What lines in the following entries hold the word "value"? Copy each one.

[Entries from a dataset of interfaces]
******
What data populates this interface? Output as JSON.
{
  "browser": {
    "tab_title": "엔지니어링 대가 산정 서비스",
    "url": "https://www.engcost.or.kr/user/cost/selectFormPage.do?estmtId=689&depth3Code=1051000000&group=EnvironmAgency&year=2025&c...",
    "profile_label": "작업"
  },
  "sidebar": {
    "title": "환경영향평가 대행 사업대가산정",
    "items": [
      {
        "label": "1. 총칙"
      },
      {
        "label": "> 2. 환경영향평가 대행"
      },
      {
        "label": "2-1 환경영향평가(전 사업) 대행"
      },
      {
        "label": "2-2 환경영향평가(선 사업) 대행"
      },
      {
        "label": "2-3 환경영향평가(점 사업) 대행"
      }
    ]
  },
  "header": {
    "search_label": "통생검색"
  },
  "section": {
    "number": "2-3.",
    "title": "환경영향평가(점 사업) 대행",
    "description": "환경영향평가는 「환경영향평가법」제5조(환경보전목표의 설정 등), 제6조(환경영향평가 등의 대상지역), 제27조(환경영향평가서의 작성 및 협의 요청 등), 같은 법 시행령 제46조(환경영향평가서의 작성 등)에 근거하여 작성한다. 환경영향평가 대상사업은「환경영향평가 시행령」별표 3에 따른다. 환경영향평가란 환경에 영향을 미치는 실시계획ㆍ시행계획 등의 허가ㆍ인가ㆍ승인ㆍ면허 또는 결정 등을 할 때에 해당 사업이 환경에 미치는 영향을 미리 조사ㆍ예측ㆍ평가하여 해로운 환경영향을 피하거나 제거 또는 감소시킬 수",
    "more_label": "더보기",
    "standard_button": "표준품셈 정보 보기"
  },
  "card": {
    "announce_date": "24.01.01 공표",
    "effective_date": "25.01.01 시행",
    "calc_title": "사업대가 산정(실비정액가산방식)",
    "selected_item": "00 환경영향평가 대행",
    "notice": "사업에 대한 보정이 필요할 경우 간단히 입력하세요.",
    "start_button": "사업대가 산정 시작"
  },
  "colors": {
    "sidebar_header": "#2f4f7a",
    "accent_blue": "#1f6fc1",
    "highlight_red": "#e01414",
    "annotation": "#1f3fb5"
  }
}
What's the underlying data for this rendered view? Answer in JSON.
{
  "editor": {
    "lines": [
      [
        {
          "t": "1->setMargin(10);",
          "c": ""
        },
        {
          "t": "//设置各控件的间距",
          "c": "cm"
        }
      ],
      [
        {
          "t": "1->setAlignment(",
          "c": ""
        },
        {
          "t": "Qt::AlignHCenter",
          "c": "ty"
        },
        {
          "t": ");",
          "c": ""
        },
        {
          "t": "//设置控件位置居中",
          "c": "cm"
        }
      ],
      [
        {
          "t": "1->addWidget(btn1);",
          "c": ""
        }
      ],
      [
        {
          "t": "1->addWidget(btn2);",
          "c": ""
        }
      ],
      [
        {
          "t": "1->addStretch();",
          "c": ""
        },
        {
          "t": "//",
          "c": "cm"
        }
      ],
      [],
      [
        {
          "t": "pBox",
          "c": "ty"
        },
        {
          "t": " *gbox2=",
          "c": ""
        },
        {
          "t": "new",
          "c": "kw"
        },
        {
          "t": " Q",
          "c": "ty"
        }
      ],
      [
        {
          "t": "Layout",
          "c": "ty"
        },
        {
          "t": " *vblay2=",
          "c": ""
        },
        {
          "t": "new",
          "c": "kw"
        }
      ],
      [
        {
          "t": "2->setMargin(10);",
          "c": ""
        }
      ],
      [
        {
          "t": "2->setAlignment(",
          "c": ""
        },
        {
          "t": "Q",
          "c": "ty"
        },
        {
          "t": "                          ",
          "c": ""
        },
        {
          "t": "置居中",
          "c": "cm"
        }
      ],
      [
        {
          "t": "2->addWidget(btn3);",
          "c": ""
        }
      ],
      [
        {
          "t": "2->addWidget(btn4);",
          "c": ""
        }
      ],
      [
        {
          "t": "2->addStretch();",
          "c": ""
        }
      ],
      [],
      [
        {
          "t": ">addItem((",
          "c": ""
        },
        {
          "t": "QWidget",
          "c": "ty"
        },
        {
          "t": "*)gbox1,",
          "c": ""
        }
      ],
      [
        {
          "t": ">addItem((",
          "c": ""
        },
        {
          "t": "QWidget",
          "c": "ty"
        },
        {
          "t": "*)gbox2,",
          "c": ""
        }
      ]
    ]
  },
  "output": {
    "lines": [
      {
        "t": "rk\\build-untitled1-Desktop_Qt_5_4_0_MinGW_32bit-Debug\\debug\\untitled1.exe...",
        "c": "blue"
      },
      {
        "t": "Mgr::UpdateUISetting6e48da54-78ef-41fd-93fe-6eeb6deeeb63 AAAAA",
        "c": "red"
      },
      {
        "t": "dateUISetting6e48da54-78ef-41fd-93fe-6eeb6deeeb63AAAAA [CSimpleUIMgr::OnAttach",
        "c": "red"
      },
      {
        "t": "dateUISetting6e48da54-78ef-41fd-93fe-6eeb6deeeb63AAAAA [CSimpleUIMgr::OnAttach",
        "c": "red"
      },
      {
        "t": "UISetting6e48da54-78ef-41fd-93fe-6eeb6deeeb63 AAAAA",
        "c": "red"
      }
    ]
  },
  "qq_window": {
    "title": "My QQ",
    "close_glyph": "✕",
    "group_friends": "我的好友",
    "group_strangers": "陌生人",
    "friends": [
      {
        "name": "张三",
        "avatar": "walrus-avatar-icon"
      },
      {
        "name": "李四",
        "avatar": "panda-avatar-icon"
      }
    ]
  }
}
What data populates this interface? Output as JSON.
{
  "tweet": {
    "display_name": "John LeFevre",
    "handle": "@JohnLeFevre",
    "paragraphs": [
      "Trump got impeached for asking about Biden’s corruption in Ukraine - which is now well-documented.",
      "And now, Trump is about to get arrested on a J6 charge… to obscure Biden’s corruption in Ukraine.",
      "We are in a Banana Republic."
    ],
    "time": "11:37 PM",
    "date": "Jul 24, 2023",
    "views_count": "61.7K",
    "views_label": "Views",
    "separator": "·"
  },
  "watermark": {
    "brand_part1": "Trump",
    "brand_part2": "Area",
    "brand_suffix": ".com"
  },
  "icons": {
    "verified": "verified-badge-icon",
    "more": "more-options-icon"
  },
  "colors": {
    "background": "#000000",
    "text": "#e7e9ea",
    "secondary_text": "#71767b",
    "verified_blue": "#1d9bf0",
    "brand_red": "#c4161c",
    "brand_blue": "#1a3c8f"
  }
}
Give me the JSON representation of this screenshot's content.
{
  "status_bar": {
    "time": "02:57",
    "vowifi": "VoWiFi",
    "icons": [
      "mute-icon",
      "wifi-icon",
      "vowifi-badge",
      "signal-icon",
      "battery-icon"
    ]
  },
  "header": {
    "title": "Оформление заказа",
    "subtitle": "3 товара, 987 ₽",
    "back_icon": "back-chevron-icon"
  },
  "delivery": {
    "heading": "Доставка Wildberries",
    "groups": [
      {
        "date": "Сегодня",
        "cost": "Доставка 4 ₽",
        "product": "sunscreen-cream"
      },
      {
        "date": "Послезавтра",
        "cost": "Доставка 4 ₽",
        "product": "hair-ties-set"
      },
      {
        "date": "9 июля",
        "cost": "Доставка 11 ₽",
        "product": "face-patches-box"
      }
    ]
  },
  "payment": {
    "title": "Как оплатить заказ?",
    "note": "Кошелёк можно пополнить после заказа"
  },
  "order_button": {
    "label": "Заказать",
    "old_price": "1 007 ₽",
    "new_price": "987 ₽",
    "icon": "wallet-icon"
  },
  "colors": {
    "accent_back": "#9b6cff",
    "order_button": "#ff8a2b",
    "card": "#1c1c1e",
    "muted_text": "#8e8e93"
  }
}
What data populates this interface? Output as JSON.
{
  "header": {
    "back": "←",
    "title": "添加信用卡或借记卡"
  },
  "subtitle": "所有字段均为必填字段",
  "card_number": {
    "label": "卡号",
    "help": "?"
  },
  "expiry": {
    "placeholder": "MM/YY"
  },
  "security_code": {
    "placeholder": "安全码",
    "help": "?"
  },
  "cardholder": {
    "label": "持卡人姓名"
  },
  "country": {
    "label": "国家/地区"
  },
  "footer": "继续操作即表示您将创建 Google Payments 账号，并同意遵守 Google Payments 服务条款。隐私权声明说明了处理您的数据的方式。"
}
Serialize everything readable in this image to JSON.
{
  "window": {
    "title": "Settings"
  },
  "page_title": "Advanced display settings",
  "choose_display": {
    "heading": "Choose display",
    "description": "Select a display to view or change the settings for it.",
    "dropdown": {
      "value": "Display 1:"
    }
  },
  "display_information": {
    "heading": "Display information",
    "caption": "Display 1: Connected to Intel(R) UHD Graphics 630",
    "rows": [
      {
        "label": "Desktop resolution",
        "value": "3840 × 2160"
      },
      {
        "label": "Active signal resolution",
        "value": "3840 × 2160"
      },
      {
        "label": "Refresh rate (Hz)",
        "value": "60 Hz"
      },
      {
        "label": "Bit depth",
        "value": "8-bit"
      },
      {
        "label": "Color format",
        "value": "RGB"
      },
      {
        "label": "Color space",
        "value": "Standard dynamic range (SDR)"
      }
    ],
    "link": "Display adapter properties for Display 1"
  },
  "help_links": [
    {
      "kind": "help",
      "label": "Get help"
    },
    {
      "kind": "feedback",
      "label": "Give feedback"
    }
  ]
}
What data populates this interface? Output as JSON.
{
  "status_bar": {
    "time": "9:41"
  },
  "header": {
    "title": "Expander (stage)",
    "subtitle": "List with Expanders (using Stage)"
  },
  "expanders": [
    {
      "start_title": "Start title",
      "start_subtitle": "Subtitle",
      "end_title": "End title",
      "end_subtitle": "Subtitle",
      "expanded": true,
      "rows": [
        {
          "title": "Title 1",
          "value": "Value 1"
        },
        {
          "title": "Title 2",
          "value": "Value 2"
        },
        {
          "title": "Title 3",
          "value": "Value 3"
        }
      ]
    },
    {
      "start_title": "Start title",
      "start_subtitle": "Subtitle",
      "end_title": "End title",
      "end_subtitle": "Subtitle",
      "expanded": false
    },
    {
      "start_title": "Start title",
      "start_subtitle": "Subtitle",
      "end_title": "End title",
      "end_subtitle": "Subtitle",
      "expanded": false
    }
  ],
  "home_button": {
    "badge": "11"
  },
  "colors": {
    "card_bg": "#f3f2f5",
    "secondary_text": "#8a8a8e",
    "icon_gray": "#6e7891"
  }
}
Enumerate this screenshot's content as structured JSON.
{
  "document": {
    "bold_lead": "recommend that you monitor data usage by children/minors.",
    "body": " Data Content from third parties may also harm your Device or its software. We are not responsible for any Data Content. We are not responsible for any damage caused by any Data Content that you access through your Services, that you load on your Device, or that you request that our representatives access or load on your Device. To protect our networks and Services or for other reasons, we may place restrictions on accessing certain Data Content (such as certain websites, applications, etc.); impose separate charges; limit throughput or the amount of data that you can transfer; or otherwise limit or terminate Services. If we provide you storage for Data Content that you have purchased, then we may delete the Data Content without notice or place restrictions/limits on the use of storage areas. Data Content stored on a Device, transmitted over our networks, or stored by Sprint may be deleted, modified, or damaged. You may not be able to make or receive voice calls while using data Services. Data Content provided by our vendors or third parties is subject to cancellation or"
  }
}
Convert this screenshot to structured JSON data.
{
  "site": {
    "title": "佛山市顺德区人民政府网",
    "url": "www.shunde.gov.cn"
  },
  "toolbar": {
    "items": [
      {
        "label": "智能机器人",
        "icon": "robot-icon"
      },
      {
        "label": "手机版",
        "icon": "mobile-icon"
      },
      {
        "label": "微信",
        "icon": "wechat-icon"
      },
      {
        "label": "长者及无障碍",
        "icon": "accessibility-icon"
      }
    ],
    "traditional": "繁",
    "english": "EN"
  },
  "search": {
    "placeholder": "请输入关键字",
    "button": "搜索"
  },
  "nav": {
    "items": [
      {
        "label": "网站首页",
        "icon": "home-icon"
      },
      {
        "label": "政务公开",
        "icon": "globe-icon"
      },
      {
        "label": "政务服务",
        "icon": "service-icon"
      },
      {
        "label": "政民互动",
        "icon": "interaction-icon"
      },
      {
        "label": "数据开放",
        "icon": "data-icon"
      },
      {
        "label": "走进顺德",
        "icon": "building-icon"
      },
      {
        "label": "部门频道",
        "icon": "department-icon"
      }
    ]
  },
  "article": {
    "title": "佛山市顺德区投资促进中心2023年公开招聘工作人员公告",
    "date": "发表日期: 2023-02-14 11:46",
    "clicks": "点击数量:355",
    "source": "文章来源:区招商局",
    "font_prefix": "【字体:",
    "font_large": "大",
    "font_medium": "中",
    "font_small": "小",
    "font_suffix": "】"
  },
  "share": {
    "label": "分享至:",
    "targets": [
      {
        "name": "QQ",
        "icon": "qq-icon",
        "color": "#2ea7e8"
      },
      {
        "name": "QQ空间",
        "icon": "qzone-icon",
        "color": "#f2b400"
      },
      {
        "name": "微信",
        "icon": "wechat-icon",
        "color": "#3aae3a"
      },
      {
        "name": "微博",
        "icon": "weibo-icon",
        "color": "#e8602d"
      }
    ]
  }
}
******
▶ **TASK OUTPUT**
      "value": "Display 1:"
        "value": "3840 × 2160"
        "value": "3840 × 2160"
        "value": "60 Hz"
        "value": "8-bit"
        "value": "RGB"
        "value": "Standard dynamic range (SDR)"
          "value": "Value 1"
          "value": "Value 2"
          "value": "Value 3"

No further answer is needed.